Laura Jackson is the new conductor and music director for the Reno Philharmonic Orchestra. The selection process included a voting contest modeled loosely on American Idol and called Last Conductor Standing. Five candidates for the position conducted the orchestra over the course of the last few months. The selection of Jackson was announced at a public event on March 28.
Congratulations on getting the Reno Phil music director job.
Thank you so much! I’m thrilled, I’m really thrilled.
What have you got planned for next season?

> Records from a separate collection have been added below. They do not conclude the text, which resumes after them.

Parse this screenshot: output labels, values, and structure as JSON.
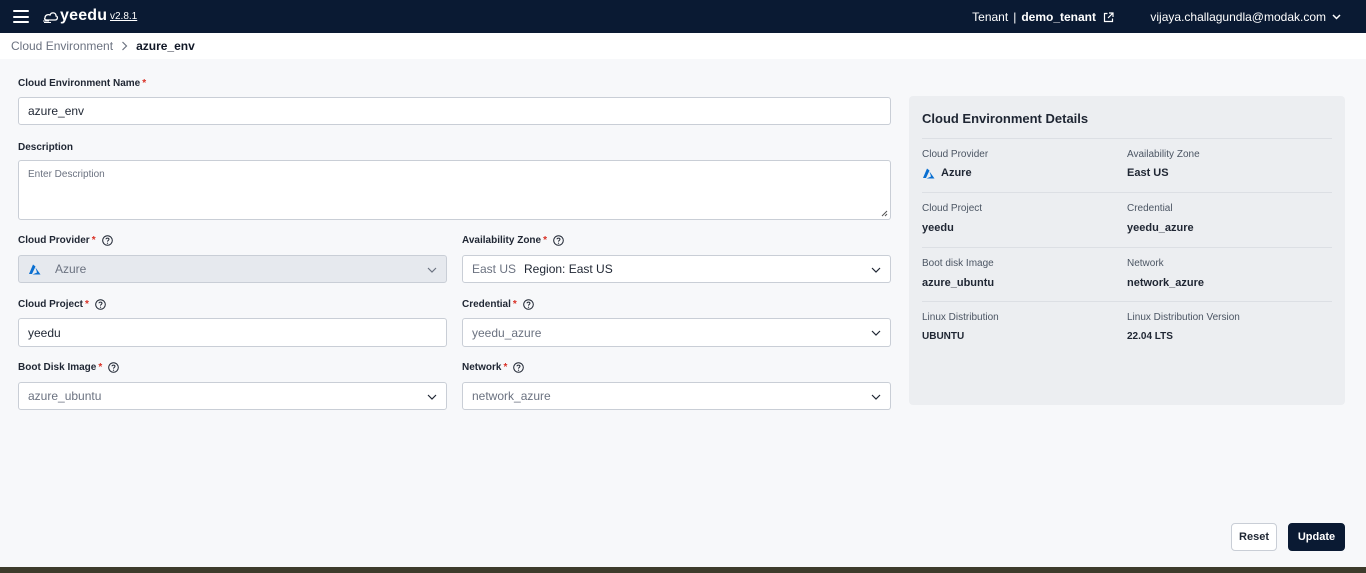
{
  "header": {
    "app_name": "yeedu",
    "version": "v2.8.1",
    "tenant_label": "Tenant",
    "tenant_sep": "|",
    "tenant_name": "demo_tenant",
    "user_email": "vijaya.challagundla@modak.com"
  },
  "breadcrumb": {
    "parent": "Cloud Environment",
    "current": "azure_env"
  },
  "form": {
    "name": {
      "label": "Cloud Environment Name",
      "required": "*",
      "value": "azure_env"
    },
    "description": {
      "label": "Description",
      "placeholder": "Enter Description",
      "value": ""
    },
    "cloud_provider": {
      "label": "Cloud Provider",
      "required": "*",
      "value": "Azure"
    },
    "availability_zone": {
      "label": "Availability Zone",
      "required": "*",
      "value": "East US",
      "region": "Region: East US"
    },
    "cloud_project": {
      "label": "Cloud Project",
      "required": "*",
      "value": "yeedu"
    },
    "credential": {
      "label": "Credential",
      "required": "*",
      "value": "yeedu_azure"
    },
    "boot_disk_image": {
      "label": "Boot Disk Image",
      "required": "*",
      "value": "azure_ubuntu"
    },
    "network": {
      "label": "Network",
      "required": "*",
      "value": "network_azure"
    }
  },
  "details": {
    "title": "Cloud Environment Details",
    "items": [
      {
        "key": "Cloud Provider",
        "value": "Azure"
      },
      {
        "key": "Availability Zone",
        "value": "East US"
      },
      {
        "key": "Cloud Project",
        "value": "yeedu"
      },
      {
        "key": "Credential",
        "value": "yeedu_azure"
      },
      {
        "key": "Boot disk Image",
        "value": "azure_ubuntu"
      },
      {
        "key": "Network",
        "value": "network_azure"
      },
      {
        "key": "Linux Distribution",
        "value": "UBUNTU"
      },
      {
        "key": "Linux Distribution Version",
        "value": "22.04 LTS"
      }
    ]
  },
  "actions": {
    "reset_label": "Reset",
    "update_label": "Update"
  },
  "colors": {
    "header_bg": "#0a1a33",
    "azure_blue": "#0a6fd1",
    "required": "#d93025"
  },
  "icons": [
    "hamburger-menu-icon",
    "yeedu-logo-icon",
    "external-link-icon",
    "chevron-down-icon",
    "help-circle-icon",
    "azure-logo-icon",
    "chevron-right-icon"
  ]
}
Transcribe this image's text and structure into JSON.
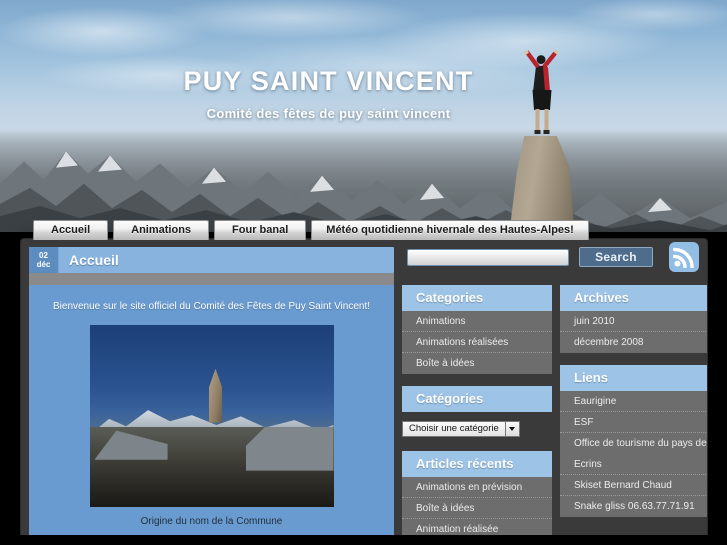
{
  "hero": {
    "title": "PUY SAINT VINCENT",
    "subtitle": "Comité des fêtes de puy saint vincent"
  },
  "nav": {
    "items": [
      {
        "label": "Accueil"
      },
      {
        "label": "Animations"
      },
      {
        "label": "Four banal"
      },
      {
        "label": "Météo quotidienne hivernale des Hautes-Alpes!"
      }
    ]
  },
  "post": {
    "date_day": "02",
    "date_month": "déc",
    "title": "Accueil",
    "welcome": "Bienvenue sur le site officiel du Comité des Fêtes de Puy Saint Vincent!",
    "caption": "Origine du nom de la Commune"
  },
  "search": {
    "value": "",
    "placeholder": "",
    "button_label": "Search"
  },
  "rss": {
    "icon": "rss-feed-icon"
  },
  "sidebar_left": {
    "widgets": [
      {
        "title": "Categories",
        "type": "list",
        "items": [
          "Animations",
          "Animations réalisées",
          "Boîte à idées"
        ]
      },
      {
        "title": "Catégories",
        "type": "select",
        "select_label": "Choisir une catégorie"
      },
      {
        "title": "Articles récents",
        "type": "list",
        "items": [
          "Animations en prévision",
          "Boîte à idées",
          "Animation réalisée"
        ]
      }
    ]
  },
  "sidebar_right": {
    "widgets": [
      {
        "title": "Archives",
        "type": "list",
        "items": [
          "juin 2010",
          "décembre 2008"
        ]
      },
      {
        "title": "Liens",
        "type": "list",
        "items": [
          "Eaurigine",
          "ESF",
          "Office de tourisme du pays des Ecrins",
          "Skiset Bernard Chaud",
          "Snake gliss 06.63.77.71.91"
        ]
      }
    ]
  },
  "colors": {
    "accent_blue": "#9dc3e6",
    "title_bar_blue": "#87b3de",
    "article_blue": "#6a9bd0",
    "panel_dark": "#3a3a3a",
    "list_grey": "#6d6d6d",
    "search_btn": "#4e6d8c",
    "date_badge": "#5d8cc0"
  }
}
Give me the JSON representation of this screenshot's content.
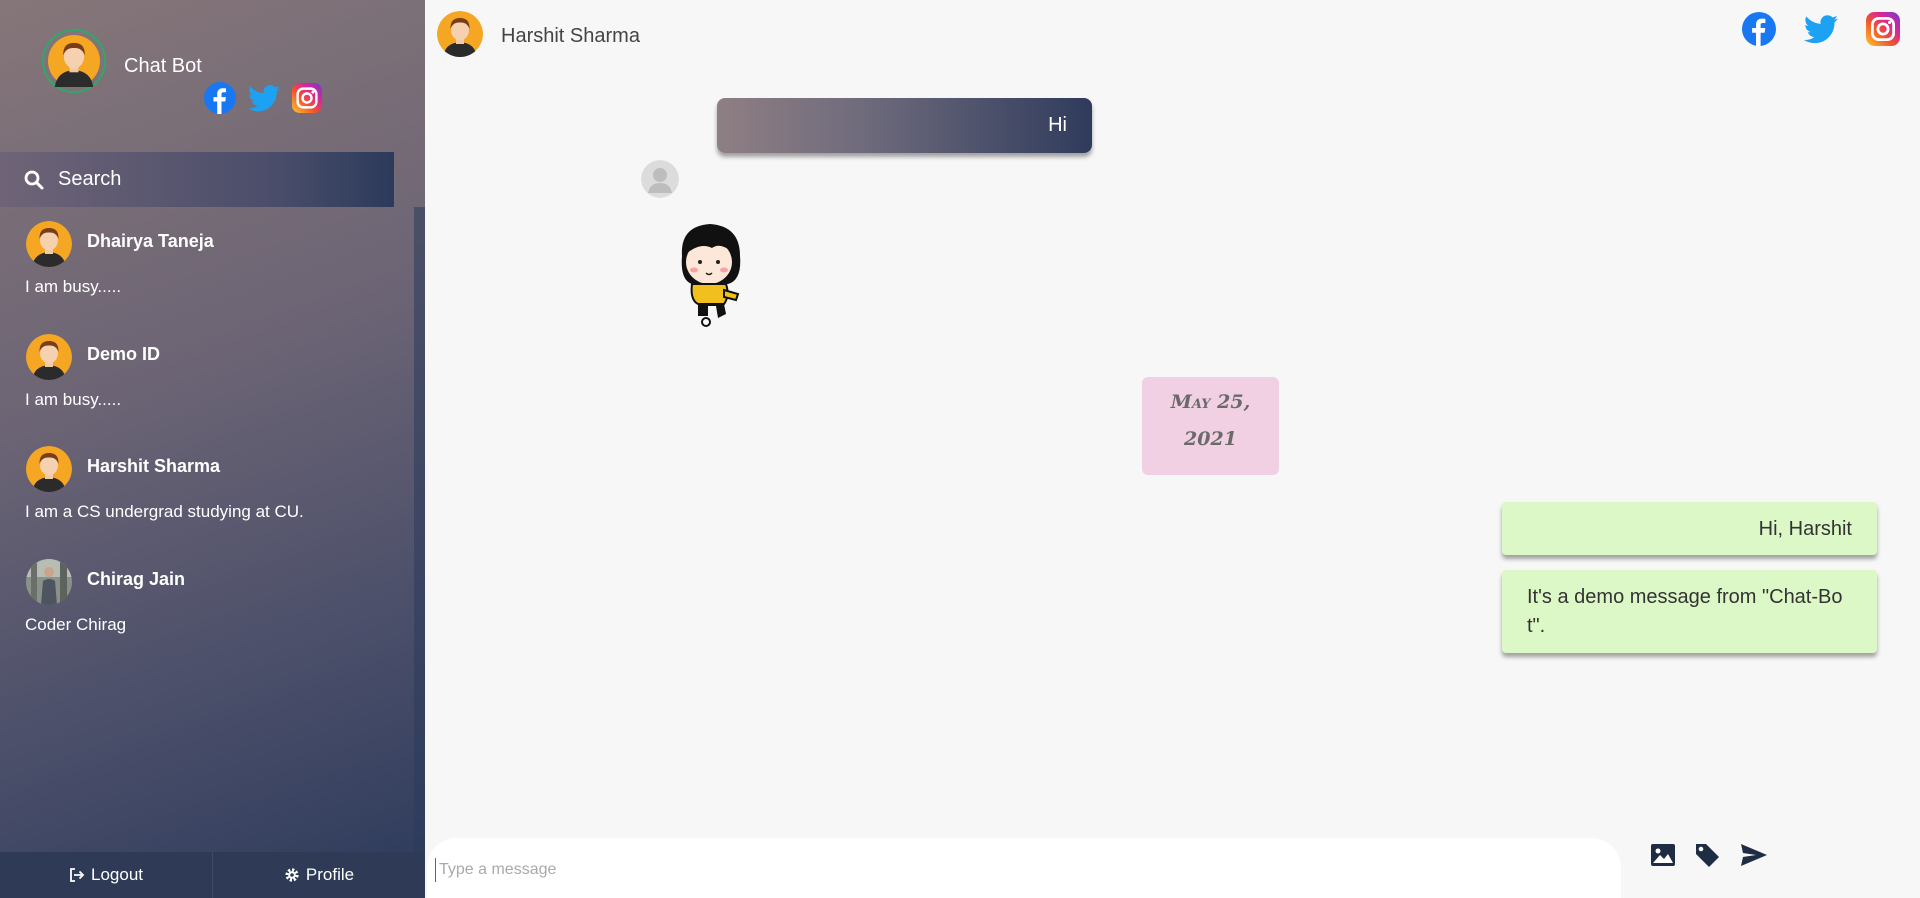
{
  "app": {
    "title": "Chat Bot",
    "socials": [
      "facebook-icon",
      "twitter-icon",
      "instagram-icon"
    ]
  },
  "search": {
    "label": "Search"
  },
  "contacts": [
    {
      "name": "Dhairya Taneja",
      "status": "I am busy.....",
      "avatar": "avatar-icon"
    },
    {
      "name": "Demo ID",
      "status": "I am busy.....",
      "avatar": "avatar-icon"
    },
    {
      "name": "Harshit Sharma",
      "status": "I am a CS undergrad studying at CU.",
      "avatar": "avatar-icon"
    },
    {
      "name": "Chirag Jain",
      "status": "Coder Chirag",
      "avatar": "photo-avatar"
    }
  ],
  "footer": {
    "logout": "Logout",
    "profile": "Profile"
  },
  "chat": {
    "partner_name": "Harshit Sharma",
    "messages": {
      "received_text": "Hi",
      "date_line1": "May 25,",
      "date_line2": "2021",
      "sent_1": "Hi, Harshit",
      "sent_2": "It's a demo message from \"Chat-Bot\"."
    }
  },
  "composer": {
    "placeholder": "Type a message"
  },
  "colors": {
    "sent_bubble": "#dcf8c6",
    "date_chip": "#f0d0e2",
    "sidebar_dark": "#2c3a5b",
    "facebook": "#1877f2",
    "twitter": "#1da1f2"
  }
}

We’ve got a lot of good stuff. We’ve got Brahms’ first symphony. We’ve got Russian stuff—Shostakovich’s fifth symphony … and we’ve got Bartok’s Concerto for Orchestra. It’s real flashy and shows all the players off. And what else? It sounds like all I’m doing is modern stuff, and that’s not true! I’m doing some Bach, some Mozart … we’ve got Dvorak—we’ve got everything!
It sounds like a full range.
I like doing that … because I find it interesting, first of all. I love all that stuff. I love everything from Bach and Handel through all kinds of electronic weirdness that’s happening now. And I also think it’s good for an orchestra. It’s like fitness. It’s like for their hygiene. It keeps an orchestra in shape. They have to flex their muscles in all sorts of different ways. It’s good for flexibility. And for the listener, it makes it dynamic and interesting to have lots of contrast. And, for the orchestra, they actually get better.
You’re taking over at kind of an economically daunting time. A lot of arts organizations are taking big hits. How’s the current economy going to affect the Reno Phil?
I don’t think anybody has a crystal ball. Things inside the arts and out of the arts are changing really quickly, but I feel like the Reno Phil is actually in a particularly good position in contrast to lots of other arts organizations. So I feel like the outlook is good. Yes, things can change. Things are bad everywhere, but Reno Phil is doing great. …. They have plan B, plan C—they are not in bad shape at all.
How does it affect your job, as far as selecting pieces and conducting? Do you want to choose pieces that are more uplifting and escapist or …
Artistically, I feel like it really distills an arts organization down to its essence, and it comes down to, is this a luxury for society or not? Is this something that we need or is this fluff? And I am determined, I am so sure—and this is from traveling all over the world and conducting orchestras in very poor places and all sorts of places—it is not a luxury. It is absolutely necessary. So, to me, the response to a crisis is not about only doing escapist and fluffy stuff—there’s some of that, sure, we want to do the best in entertainment—but it’s also about nurturing people’s souls and building the imagination of our youth. … When we come to a concert hall, and the performers are creating a moment of beauty, and the audience is putting their attention on them and receiving it—there aren’t many things in life that call that kind of attention from us, and that kind of presence. It keeps us listening to each other. It keeps us open to each other as human beings. It’s an important practice that brings out and refines the very best thing in us as human beings.